St Ouen’s Manor is the ancestral home since Norman times of the de Carteret family and of the Island’s senior fief or seigneurie. The de Carteret family supported the Royalist cause during the Civil War and the province of New Jersey was granted by Charles II to one of its scions, George. Col. Edward Charles Malet de Carteret inherited the manor in 1856 in a ruinous state and over the course of sixty years completely refurbished, altered and extended it. The new west wing was destroyed by fire during the Occupation and was restored in the 1960s. The manor house contains one large window recording the feats of two famous family members and a number of windows with coats of arms and heraldic devices commissioned by Col. Malet de Carteret and designed by Bosdet.
The site of St Saviour’s Church originally comprised four separate chapels owned by different families and served by different priests, although by 1145 they had amalgamated into one church. The present church was completely refurbished in 1901. Henry Thomas Bosdet is buried near the North wall of the churchyard, his grave having been restored in recent years by The Glass Rainbow Trust. The legendary “Jersey Lily”, Lillie Langtry, whose father was Dean of Jersey and Rector of St Saviour, is also buried here.
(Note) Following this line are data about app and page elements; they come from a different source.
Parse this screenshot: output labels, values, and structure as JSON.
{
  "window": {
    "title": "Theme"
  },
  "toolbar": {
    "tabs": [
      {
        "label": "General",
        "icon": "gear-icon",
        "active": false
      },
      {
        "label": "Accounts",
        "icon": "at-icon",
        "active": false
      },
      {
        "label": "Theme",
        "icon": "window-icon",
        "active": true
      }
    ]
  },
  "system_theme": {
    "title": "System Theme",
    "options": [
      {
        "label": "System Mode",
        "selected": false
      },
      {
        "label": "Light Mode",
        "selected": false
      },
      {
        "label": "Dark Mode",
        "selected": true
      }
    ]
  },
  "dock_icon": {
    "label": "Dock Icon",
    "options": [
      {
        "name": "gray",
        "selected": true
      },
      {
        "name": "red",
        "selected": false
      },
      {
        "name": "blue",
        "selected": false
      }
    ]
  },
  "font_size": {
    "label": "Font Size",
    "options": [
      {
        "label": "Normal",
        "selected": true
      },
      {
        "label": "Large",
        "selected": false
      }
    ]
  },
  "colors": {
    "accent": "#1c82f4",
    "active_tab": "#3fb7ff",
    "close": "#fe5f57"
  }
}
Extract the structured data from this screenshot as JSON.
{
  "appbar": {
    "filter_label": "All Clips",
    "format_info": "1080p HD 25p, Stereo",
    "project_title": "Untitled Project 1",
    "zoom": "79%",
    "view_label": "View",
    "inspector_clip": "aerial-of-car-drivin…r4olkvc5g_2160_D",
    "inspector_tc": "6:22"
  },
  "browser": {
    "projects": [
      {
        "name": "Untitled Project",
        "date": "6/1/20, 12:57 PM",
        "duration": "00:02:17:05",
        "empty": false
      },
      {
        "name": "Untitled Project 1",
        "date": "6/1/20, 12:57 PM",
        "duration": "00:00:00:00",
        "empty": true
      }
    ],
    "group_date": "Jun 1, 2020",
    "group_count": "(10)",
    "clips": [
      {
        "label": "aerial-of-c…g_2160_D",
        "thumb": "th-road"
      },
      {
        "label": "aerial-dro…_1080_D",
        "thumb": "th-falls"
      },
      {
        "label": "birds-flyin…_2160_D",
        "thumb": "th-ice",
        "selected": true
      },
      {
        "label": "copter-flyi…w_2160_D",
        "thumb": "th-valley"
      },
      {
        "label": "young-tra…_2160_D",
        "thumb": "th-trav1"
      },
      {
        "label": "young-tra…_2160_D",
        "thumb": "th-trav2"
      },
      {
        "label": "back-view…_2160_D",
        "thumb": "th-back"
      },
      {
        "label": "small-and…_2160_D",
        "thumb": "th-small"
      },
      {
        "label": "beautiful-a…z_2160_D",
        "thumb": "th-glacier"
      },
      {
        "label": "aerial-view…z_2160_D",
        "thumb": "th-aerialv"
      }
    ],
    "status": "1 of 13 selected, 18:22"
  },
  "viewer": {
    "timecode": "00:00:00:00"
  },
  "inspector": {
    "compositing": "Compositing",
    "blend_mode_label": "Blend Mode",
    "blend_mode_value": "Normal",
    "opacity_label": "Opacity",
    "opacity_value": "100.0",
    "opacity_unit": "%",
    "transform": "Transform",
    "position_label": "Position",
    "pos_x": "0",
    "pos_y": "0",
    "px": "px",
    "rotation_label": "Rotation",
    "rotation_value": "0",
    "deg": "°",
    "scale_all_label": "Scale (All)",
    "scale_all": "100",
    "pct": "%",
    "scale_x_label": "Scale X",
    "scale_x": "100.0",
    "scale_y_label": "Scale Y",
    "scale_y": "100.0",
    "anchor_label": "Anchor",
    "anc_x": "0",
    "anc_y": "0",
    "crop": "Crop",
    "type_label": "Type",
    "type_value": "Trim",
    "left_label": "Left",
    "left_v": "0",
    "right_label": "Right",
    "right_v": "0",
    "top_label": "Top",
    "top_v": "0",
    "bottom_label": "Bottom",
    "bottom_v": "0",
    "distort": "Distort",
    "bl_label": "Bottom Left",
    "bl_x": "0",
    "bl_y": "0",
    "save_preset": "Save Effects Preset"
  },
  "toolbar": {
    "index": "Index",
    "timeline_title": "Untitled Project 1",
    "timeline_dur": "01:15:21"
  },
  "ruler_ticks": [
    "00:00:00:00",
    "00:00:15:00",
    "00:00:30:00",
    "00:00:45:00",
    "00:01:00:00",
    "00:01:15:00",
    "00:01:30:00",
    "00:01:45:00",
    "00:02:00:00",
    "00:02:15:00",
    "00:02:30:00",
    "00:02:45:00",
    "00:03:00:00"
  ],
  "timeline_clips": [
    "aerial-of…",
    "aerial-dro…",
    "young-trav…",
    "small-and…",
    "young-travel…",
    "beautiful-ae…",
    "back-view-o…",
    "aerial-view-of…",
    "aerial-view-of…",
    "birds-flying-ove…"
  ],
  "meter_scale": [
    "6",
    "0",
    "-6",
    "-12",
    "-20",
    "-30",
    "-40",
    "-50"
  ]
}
The church contains four Bosdet windows and a reredos also painted by him.